Last but not the least, there are training costs that you will have to bear as a horse owner, especially if you are a novice rider or looking to try a new riding style. Private horse-riding lessons can start from as low as $25 per hour and go up to $700 – $800 monthly.

Furthermore, opting for specialized training can cost you as much as $500 for a weekend only. Apart from this, if you are planning to train your child to ride the horse, additional training may be required for the horse itself.

FAQs Regarding Annual and Monthly Horse Costs

Horse ownership is neither too easy nor affordable for everyone. Hence, it is advisable to first plan a realistic long-term budget to see how well you will be able to manage the anticipated expenses.

Here are a few things you need to know:

How much does it cost to own a horse?

Annually, it would cost an average of $4,000 for regular care and maintenance of a horse. However, it depends on a few factors, including the type of feed, vet bills, type of shelter, farrier, supplies, tack, and activities. Before making a purchasing decision, you must research these factors and evaluate the expense yourself.

How expensive is it to maintain a horse?

Just like a pet cat or dog, horses also require regular care, maintenance, vaccination, treatment, grooming, etc. However, it would cost more than small pets. On average, the vet fees solely go up to $485 per year, including tests, vaccination, deworming, standard check-ups, minor emergency injuries, etc. The cost of hoof maintenance is another expense to consider which would be $350 per year whereas shoeing is more expensive.

How much does it cost to stable a horse?

The boarding cost of a horse is almost $500 monthly. The basic stall board price may seem expensive, but still, most horse owners prefer it regardless of the overwhelming cost. Although fancy amenities may not be the primary necessity of a horse, investing in the wellbeing of your champ is never a bad idea (of course when you can afford one).

What is the cost of keeping a horse at home?

The minimum cost of having a horse would be $5.01 per day and it goes up to $1,828.65 per year. The expense of keeping a horse at home relies on the setup or equipment you would need. Definitely, the cost will reduce if you already own a horse or have a suitable shelter for the newcomer. Moreover, if you have grass or pasture around the residence, then the food price will also go down. In short, if you have all the required equipment and environment to keep an equine at home, then it is definitely a great idea!

What are the alternatives to horse ownership?

Some people love horses, but they can’t afford to keep them either because of finances or other reasons. Here are a few things they can do to express their compassion towards horses without owning one!
Lessons – horse riding is always fun especially when you’re an animal lover; you can make a lot out of it. It’s a great way to learn the basics and you can also get the chance of feeding and cleaning stalls of the fellow.
Auctions & Horse Clubs – You certainly don’t have to be a horse owner to be a part of the show. It will be definitely a great experience to take lessons, assist at shows and attend meetings.
Volunteer work – Another way to keep around the stallion is to serve as a volunteer at therapy barns and horse rescues.

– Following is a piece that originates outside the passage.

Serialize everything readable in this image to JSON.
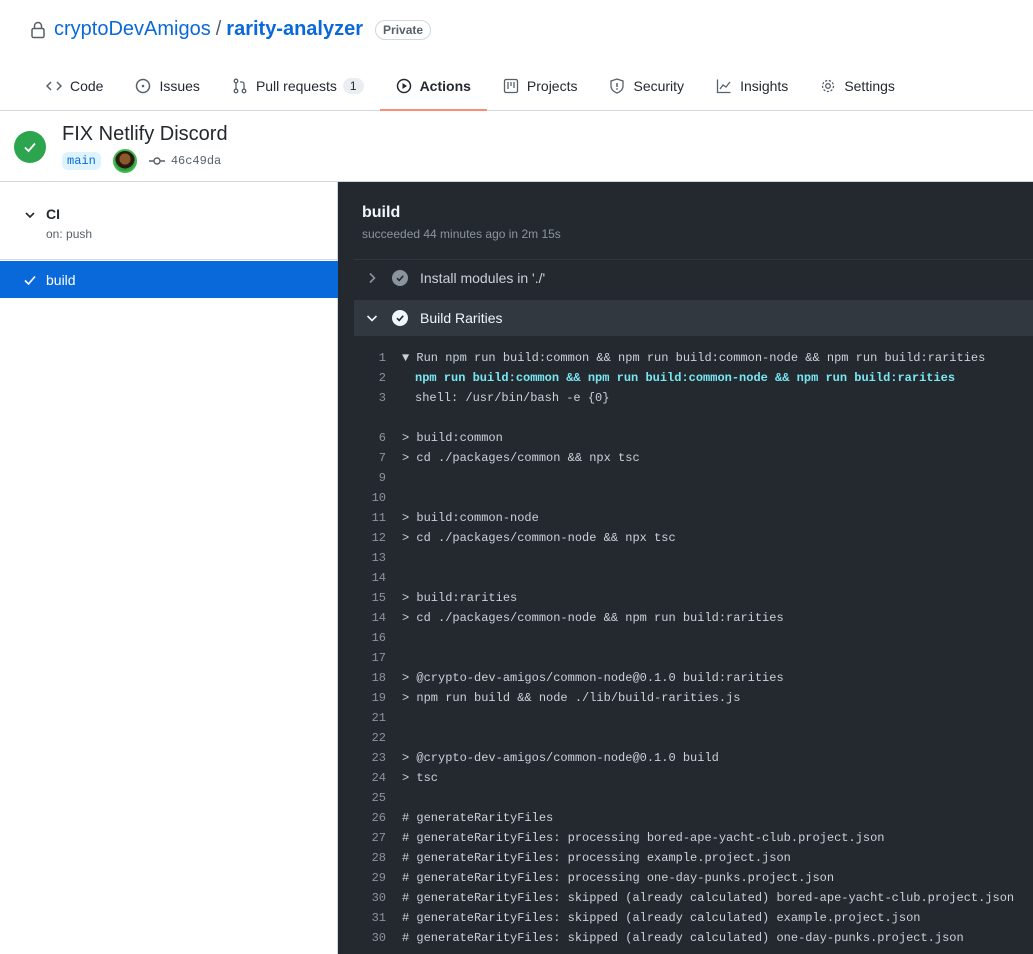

Horse ownership comes with a lot of perks and unseen expenses too. It is similar to raising and caring for a baby who is completely dependent on you for feeding, cleaning, and other stuff.

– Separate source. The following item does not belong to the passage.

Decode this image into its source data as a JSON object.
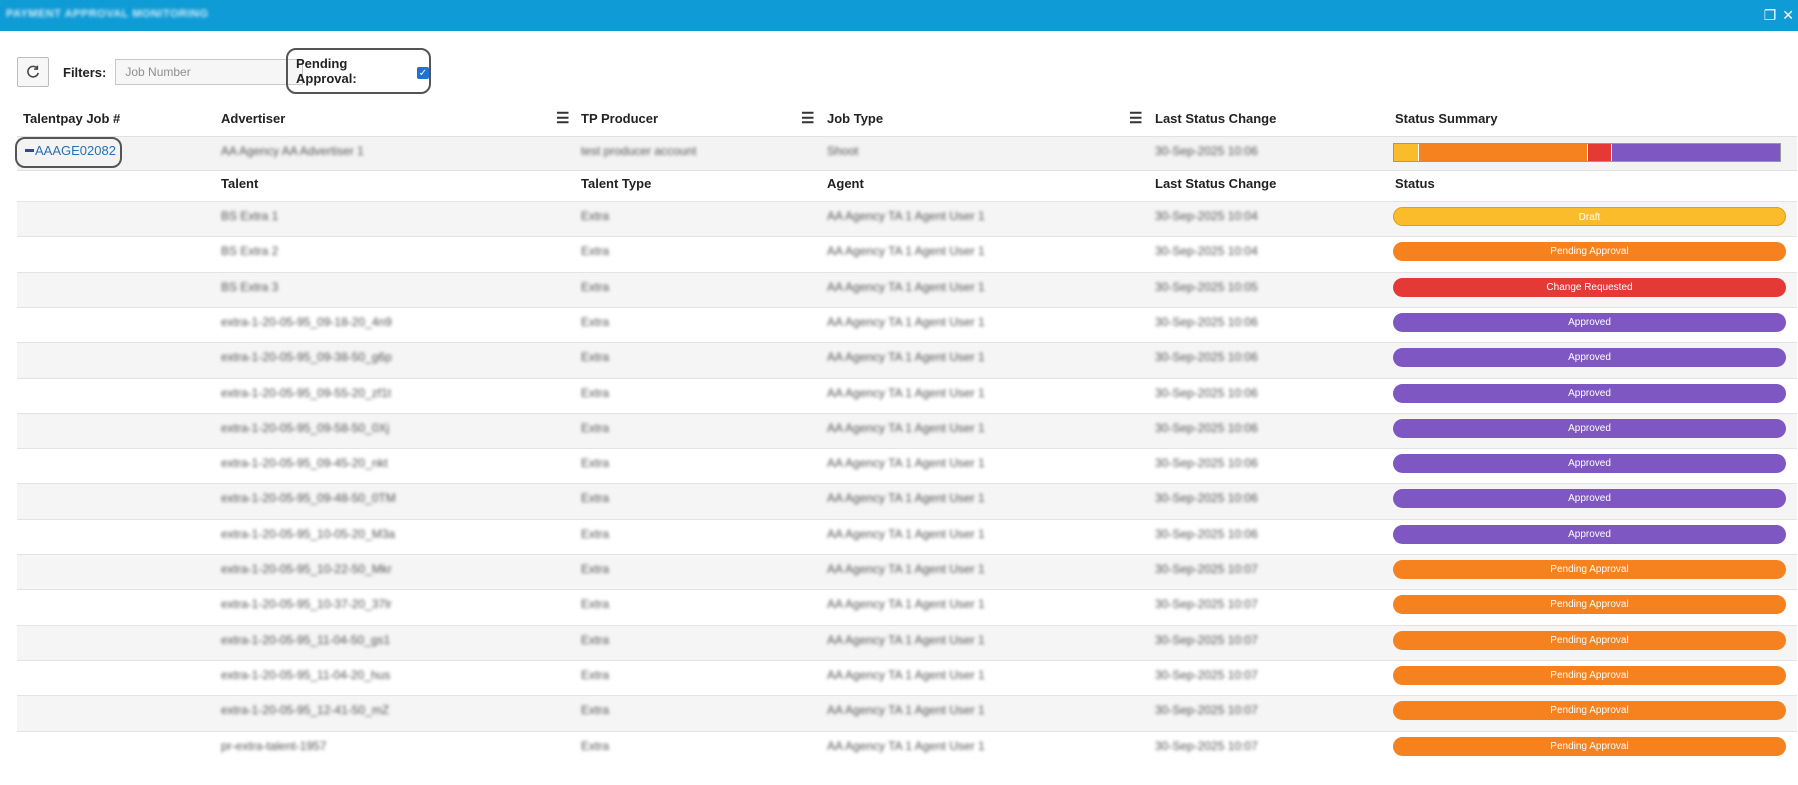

When estimating how much does a horse costs yearly, understand that there are several other costs to ponder upon apart from basic food and shelter. These include regular cleaning, standard vet check-ups, and vaccinations. Furthermore, hoof cleaning, shoeing, and a lot of other unavoidable responsibilities are also part of the game.

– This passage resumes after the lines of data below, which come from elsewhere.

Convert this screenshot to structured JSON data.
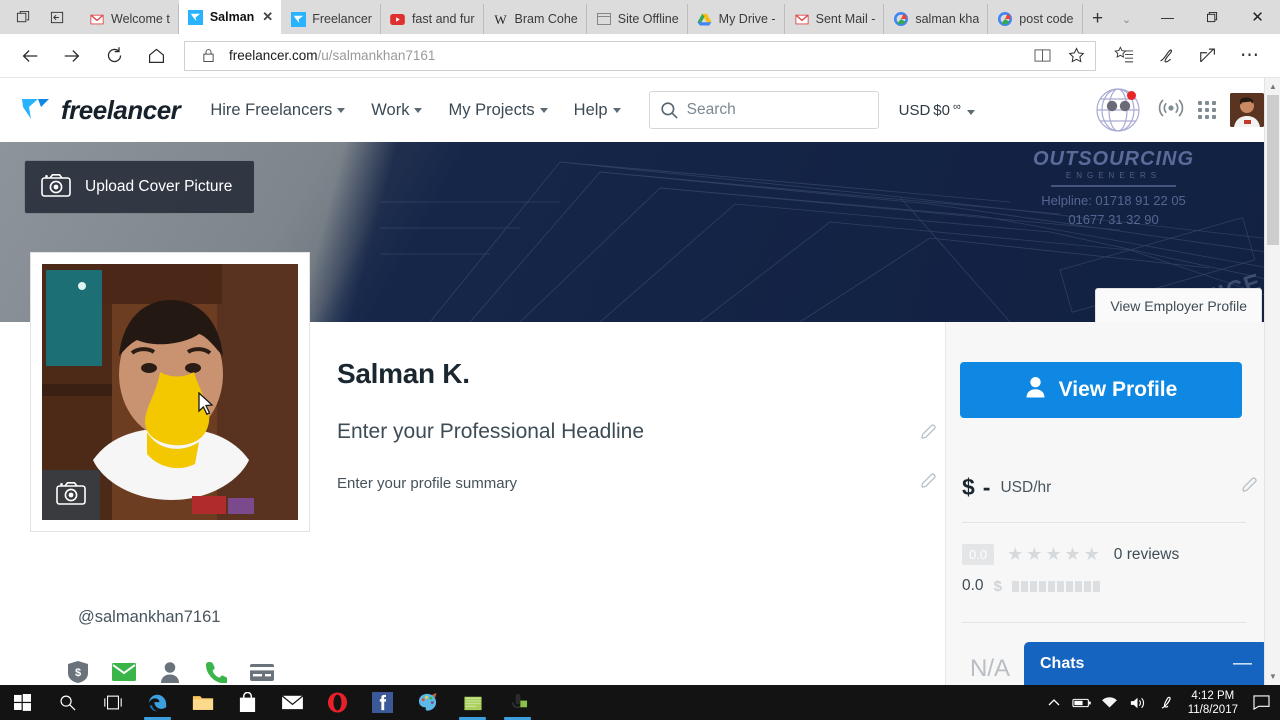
{
  "browser": {
    "sys_buttons": [
      "tab-preview-icon",
      "set-aside-tabs-icon"
    ],
    "tabs": [
      {
        "title": "Welcome t",
        "favicon": "gmail-icon",
        "active": false
      },
      {
        "title": "Salman",
        "favicon": "freelancer-icon",
        "active": true
      },
      {
        "title": "Freelancer",
        "favicon": "freelancer-icon",
        "active": false
      },
      {
        "title": "fast and fur",
        "favicon": "youtube-icon",
        "active": false
      },
      {
        "title": "Bram Cohe",
        "favicon": "wikipedia-icon",
        "active": false
      },
      {
        "title": "Site Offline",
        "favicon": "window-icon",
        "active": false
      },
      {
        "title": "My Drive -",
        "favicon": "google-drive-icon",
        "active": false
      },
      {
        "title": "Sent Mail -",
        "favicon": "gmail-icon",
        "active": false
      },
      {
        "title": "salman kha",
        "favicon": "google-icon",
        "active": false
      },
      {
        "title": "post code ",
        "favicon": "google-icon",
        "active": false
      }
    ],
    "new_tab_label": "+",
    "tab_menu_label": "⌄",
    "window_buttons": {
      "minimize": "—",
      "maximize": "❐",
      "close": "✕"
    },
    "nav_buttons": [
      "back-icon",
      "forward-icon",
      "refresh-icon",
      "home-icon"
    ],
    "address": {
      "domain": "freelancer.com",
      "path": "/u/salmankhan7161",
      "lock": "lock-icon"
    },
    "address_actions": [
      "reading-view-icon",
      "favorite-star-icon"
    ],
    "toolbar_actions": [
      "hub-favorites-icon",
      "web-note-icon",
      "share-icon",
      "more-icon"
    ]
  },
  "site": {
    "logo_text": "freelancer",
    "nav": [
      {
        "label": "Hire Freelancers"
      },
      {
        "label": "Work"
      },
      {
        "label": "My Projects"
      },
      {
        "label": "Help"
      }
    ],
    "search": {
      "placeholder": "Search",
      "value": ""
    },
    "balance": {
      "currency": "USD",
      "amount": "$0",
      "suffix": "∞"
    },
    "header_icons": [
      "globe-notifications-icon",
      "broadcast-icon",
      "apps-grid-icon",
      "user-avatar"
    ]
  },
  "cover": {
    "upload_label": "Upload Cover Picture",
    "upload_icon": "camera-icon",
    "watermark_title": "OUTSOURCING",
    "watermark_sub": "ENGENEERS",
    "watermark_helpline_1": "Helpline: 01718 91 22 05",
    "watermark_helpline_2": "01677 31 32 90",
    "watermark_cornice": "CORNICE",
    "view_employer_profile": "View Employer Profile"
  },
  "profile": {
    "photo_upload_icon": "camera-icon",
    "name": "Salman K.",
    "headline_placeholder": "Enter your Professional Headline",
    "summary_placeholder": "Enter your profile summary",
    "handle": "@salmankhan7161",
    "edit_icon": "pencil-icon",
    "verifications": [
      {
        "name": "payment-verified-icon",
        "verified": false
      },
      {
        "name": "email-verified-icon",
        "verified": true
      },
      {
        "name": "profile-completed-icon",
        "verified": false
      },
      {
        "name": "phone-verified-icon",
        "verified": true
      },
      {
        "name": "payment-method-icon",
        "verified": false
      }
    ]
  },
  "sidebar": {
    "view_profile_label": "View Profile",
    "view_profile_icon": "person-icon",
    "rate_symbol": "$",
    "rate_value": "-",
    "rate_unit": "USD/hr",
    "rating_badge": "0.0",
    "stars": 5,
    "stars_filled": 0,
    "reviews_label": "0 reviews",
    "earnings_value": "0.0",
    "earnings_icon": "dollar-icon",
    "na_label": "N/A",
    "accent_color": "#0e88e2"
  },
  "chats": {
    "title": "Chats",
    "minimize_label": "—",
    "color": "#1564c0"
  },
  "taskbar": {
    "items": [
      "start-icon",
      "search-icon",
      "task-view-icon",
      "edge-icon",
      "file-explorer-icon",
      "store-icon",
      "mail-icon",
      "opera-icon",
      "facebook-icon",
      "paint-icon",
      "notes-icon",
      "media-icon"
    ],
    "tray_icons": [
      "chevron-up-icon",
      "battery-icon",
      "wifi-icon",
      "volume-icon",
      "pen-icon"
    ],
    "time": "4:12 PM",
    "date": "11/8/2017",
    "action_center_icon": "action-center-icon"
  }
}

However, the good news is that you can still be around horses without owning one. So, choose a suitable option for you according to your circumstances. If you are willing to invest in horse ownership even after estimating the monthly costs to care for one, there is nothing more exciting than bringing your mighty pet home!